#### Exercise requirements
Each line containing the word "phone" must be copied from the material below.

+++ Data records

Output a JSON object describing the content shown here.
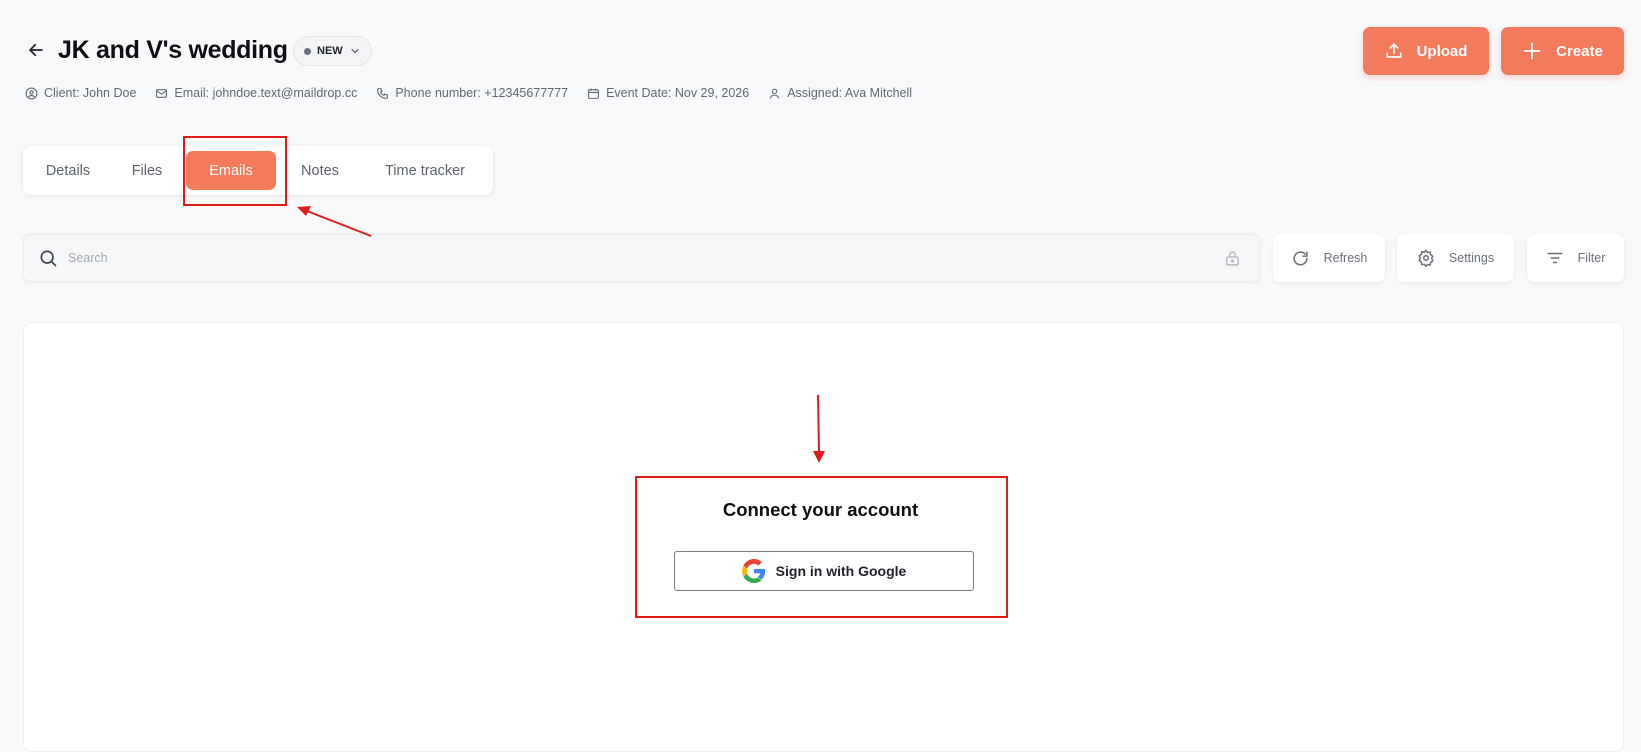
{
  "header": {
    "title": "JK and V's wedding",
    "status": "NEW",
    "meta": {
      "client": "Client: John Doe",
      "email": "Email: johndoe.text@maildrop.cc",
      "phone": "Phone number: +12345677777",
      "event_date": "Event Date: Nov 29, 2026",
      "assigned": "Assigned: Ava Mitchell"
    },
    "upload_label": "Upload",
    "create_label": "Create"
  },
  "tabs": [
    {
      "label": "Details",
      "active": false
    },
    {
      "label": "Files",
      "active": false
    },
    {
      "label": "Emails",
      "active": true
    },
    {
      "label": "Notes",
      "active": false
    },
    {
      "label": "Time tracker",
      "active": false
    }
  ],
  "toolbar": {
    "search_placeholder": "Search",
    "refresh_label": "Refresh",
    "settings_label": "Settings",
    "filter_label": "Filter"
  },
  "connect": {
    "title": "Connect your account",
    "google_button": "Sign in with Google"
  },
  "colors": {
    "accent": "#f47a5c",
    "annotation": "#e11a1a",
    "background": "#f8f9fb"
  },
  "icons": [
    "arrow-left-icon",
    "chevron-down-icon",
    "user-circle-icon",
    "mail-icon",
    "phone-icon",
    "calendar-icon",
    "user-icon",
    "upload-icon",
    "plus-icon",
    "search-icon",
    "lock-icon",
    "refresh-icon",
    "gear-icon",
    "filter-icon",
    "google-logo-icon"
  ]
}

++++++

#### Result of this task
      "phone": "Phone number: +12345677777",
    "phone-icon",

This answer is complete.